"News travels fast, but you want to inform people the right way, the appropriate way," he said. "Guys got together rather quickly and did it the right way."

Box was found unresponsive at a home outside Oklahoma City on Thursday morning. Paramedics arrived, and he was eventually airlifted to a hospital in Oklahoma City, where he died.

An official at the Medical Examiner's office in Oklahoma City told that the cause of death would likely remain unknown until Friday at the earliest.

The 911 call was released on Thursday afternoon, in which Box's friend, J.T. Cobble, attempted to perform CPR.

"There's a guy who stayed with me last night and he's not responding to me," Cobble said when asked what was happening. "He takes pain pills and he's not responding to me."

Asked whether Box was breathing, he said, "I don't think so."

Venables said he "wouldn't be surprised" to see Oklahoma dedicate its season next fall to their former teammate.

"You talk about adversity, but he faced a lot," he said. "He fought his way out of it and got himself back in a place to contribute. That meant a lot to him, to not let his teammates down."

Box injured his elbow before coming to Oklahoma, injured his knee in 2008 and missed five games in 2010 after back surgery before the season began.

"He had a profound impact on the success we had," said Venables.

Oklahoma won its final five games in 2010 to win the Big 12 and the Fiesta Bowl.

"He stands for everything that's right about this program. He’s made a ton of big plays, and was instrumental in what we did to finish the way we did," he said. "Without him, I’m not sure we would have finished the same way."

Box finished spring practice atop the depth chart at middle linebacker.

"He was one of the most selfless guys I’ve ever been around, a great leader for us," Venables said. "His greatest fear was to let down great coaches and great players … He wanted to live up to that in some way."

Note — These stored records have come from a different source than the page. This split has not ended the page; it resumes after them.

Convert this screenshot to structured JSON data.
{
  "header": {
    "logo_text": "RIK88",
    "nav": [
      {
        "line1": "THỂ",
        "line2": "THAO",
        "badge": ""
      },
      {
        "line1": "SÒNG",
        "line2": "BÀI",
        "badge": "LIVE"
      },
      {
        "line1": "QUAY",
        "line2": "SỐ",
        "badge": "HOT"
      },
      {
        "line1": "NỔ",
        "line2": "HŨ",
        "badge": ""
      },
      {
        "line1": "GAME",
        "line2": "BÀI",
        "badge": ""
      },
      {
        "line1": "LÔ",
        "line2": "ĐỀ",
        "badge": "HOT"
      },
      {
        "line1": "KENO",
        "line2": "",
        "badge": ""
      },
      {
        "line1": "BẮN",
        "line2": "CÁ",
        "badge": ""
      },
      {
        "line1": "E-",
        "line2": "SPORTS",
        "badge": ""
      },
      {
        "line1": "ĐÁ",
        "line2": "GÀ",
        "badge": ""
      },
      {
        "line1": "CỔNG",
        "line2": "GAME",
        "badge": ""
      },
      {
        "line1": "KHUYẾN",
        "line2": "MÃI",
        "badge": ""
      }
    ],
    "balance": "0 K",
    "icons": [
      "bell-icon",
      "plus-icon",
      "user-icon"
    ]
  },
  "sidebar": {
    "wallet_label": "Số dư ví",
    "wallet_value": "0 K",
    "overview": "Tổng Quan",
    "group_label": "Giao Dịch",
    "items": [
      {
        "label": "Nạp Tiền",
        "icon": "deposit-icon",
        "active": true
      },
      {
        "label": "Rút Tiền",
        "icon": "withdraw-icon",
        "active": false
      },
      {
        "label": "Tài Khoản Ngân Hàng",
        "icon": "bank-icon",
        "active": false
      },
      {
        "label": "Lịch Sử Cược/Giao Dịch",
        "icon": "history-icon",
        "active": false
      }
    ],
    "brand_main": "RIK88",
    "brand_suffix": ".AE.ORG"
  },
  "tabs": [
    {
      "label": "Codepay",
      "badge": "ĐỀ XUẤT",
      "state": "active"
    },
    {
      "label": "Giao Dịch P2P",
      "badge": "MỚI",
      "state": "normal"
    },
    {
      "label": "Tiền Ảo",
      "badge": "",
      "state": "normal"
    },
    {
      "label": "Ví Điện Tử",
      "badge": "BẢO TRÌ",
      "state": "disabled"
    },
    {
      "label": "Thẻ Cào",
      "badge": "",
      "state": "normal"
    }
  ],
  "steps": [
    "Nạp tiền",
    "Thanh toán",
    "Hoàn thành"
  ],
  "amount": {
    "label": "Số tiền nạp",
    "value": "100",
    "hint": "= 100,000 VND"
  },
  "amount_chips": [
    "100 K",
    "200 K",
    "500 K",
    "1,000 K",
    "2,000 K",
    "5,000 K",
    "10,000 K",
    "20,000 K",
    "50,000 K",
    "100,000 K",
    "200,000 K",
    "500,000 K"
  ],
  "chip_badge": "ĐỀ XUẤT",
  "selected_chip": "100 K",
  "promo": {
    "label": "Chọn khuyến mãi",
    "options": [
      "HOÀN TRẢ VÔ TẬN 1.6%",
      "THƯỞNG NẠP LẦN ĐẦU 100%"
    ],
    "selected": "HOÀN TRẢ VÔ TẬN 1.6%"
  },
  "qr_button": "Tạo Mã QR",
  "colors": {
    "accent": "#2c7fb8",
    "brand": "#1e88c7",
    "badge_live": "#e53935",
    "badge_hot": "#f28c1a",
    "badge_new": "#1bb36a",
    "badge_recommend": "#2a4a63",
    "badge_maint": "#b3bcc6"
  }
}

Video: Feldman on Austin Box's death

May, 19, 2011
ESPN the Magazine's Bruce Feldman comments on Oklahoma linebacker Austin Box's sudden death, the Big Ten's stipend proposal, Jim Tressel's future with the Buckeyes and his "Freaks of the Fall" piece on

Three Oklahoma officials released statements on Thursday afternoon in response to the death of Sooners linebacker Austin Box:

Oklahoma coach Bob Stoops:
"We're all shocked and heartbroken. Austin was a great young man, a great young man to coach and a great teammate. He played an integral part in our success the last three years and was looking forward to a big senior year. As heart-wrenching as this is for us, we know it's even more difficult for his family. More than anything, our thoughts and prayers are with them."
Oklahoma athletic director Joe Castiglione:
"This is a devastating day for the OU family. Austin was incredibly well-liked by his teammates, coaches and fellow students, and will be greatly missed by all of us. We're providing all the appropriate resources necessary to help everyone in his family, and ours, cope during this extremely difficult time."
University of Oklahoma president David L. Boren:
"The University family is deeply saddened by the tragic death of student-athlete Austin Box. Our hearts go out to his family and friends."

The Oklahoma City medical examiner's office told me earlier this afternoon that the cause of death was unlikely to be known before Friday. We'll have more details as they become available.